BHNY Fine Art


John Daniel Dautel (1881-1971)

John Daniel Dautel was born in New York City in 1881, but grew up in Paterson, NJ. He eventually settled in Haledon, NJ. Interested in drawing at an early age, he studied art through the Correspondence Institute of America (the Arts and Crafts School) of Scranton, PA, which was established in 1899 by Eugene Zimmerman, better known simply as “Zim”. Zim was known as the “world’s greatest cartoonist” and was a great influence on the young Dautel. He was also inspired by the drawings in his favorite magazines, Judge and Puck Library, and eventually became a professional commercial artist, opening a shop at 48 King Street in Haledon where he accommodated his customers’ needs for all aspects of commercial art – lettering, business cards, catalogs, programs, etc.
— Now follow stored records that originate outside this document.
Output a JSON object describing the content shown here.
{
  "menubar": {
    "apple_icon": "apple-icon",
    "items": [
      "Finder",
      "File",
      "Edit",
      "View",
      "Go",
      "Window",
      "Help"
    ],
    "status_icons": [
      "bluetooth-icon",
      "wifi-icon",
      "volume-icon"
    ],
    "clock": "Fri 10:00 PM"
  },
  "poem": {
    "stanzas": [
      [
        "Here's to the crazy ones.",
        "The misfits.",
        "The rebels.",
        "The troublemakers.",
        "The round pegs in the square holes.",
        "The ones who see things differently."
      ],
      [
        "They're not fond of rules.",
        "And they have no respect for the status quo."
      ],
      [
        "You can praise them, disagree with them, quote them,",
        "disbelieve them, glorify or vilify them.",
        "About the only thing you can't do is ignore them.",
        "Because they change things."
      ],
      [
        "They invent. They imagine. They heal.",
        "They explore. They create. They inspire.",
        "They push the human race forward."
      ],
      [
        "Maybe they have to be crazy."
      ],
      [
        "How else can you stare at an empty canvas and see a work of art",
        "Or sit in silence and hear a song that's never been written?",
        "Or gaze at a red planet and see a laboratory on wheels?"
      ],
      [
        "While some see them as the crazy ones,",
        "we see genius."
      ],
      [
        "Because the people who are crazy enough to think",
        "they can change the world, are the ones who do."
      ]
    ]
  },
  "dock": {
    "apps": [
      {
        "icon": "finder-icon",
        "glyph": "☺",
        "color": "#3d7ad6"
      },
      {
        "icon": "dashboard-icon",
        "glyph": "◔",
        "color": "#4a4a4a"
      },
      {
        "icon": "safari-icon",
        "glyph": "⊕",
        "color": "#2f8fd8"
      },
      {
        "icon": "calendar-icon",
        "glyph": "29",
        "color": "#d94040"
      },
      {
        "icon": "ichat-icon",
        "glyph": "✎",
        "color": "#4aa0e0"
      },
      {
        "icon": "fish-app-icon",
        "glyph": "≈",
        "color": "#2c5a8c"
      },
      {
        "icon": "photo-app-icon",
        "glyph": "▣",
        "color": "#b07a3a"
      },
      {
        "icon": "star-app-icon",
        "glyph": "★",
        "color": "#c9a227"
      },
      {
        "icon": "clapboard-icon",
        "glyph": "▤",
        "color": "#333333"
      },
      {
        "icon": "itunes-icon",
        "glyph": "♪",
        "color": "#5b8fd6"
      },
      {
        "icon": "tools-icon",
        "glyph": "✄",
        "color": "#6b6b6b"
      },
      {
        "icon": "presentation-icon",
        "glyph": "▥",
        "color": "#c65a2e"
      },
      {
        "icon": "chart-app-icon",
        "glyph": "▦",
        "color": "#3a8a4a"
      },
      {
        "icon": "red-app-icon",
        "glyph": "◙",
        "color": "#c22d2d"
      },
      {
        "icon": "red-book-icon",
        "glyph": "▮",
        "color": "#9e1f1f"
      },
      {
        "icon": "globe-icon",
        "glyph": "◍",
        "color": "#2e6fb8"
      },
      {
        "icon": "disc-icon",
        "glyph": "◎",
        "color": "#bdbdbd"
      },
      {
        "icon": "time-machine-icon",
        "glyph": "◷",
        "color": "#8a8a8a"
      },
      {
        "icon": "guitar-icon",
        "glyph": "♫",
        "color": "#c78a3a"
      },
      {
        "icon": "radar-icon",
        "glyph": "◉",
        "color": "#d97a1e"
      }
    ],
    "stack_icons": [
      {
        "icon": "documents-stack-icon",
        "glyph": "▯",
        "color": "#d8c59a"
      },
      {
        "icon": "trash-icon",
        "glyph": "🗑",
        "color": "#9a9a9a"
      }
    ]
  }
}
Dautel also designed ties for the Paterson Silk Mills (the world’s capital of silk in 1900), specializing in Egyptian Revival, a very popular style at the time. Throughout his life, Dautel also aspired to become recognized as an artist of the fine arts and created numerous pen & ink drawings, portraits of family and friends, still lifes, and landscapes of New Jersey. He was a friend of the well-known painters John Grabach and Abram Tromka, who did an engraving of Dautel. Dautel went blind in the 1950’s and had to rely on the care of family members until his death at the age of 90 in 1971. His entire estate passed to his son and included a great number of works which went unseen for many years. His son died in March 2002, also at the age of ninety, leaving the time capsule of Dautel’s works from the early and mid-20th century. John Daniel Dautel is listed in “Who Was Who in American Art”. He died in Haledon, NJ in 1971.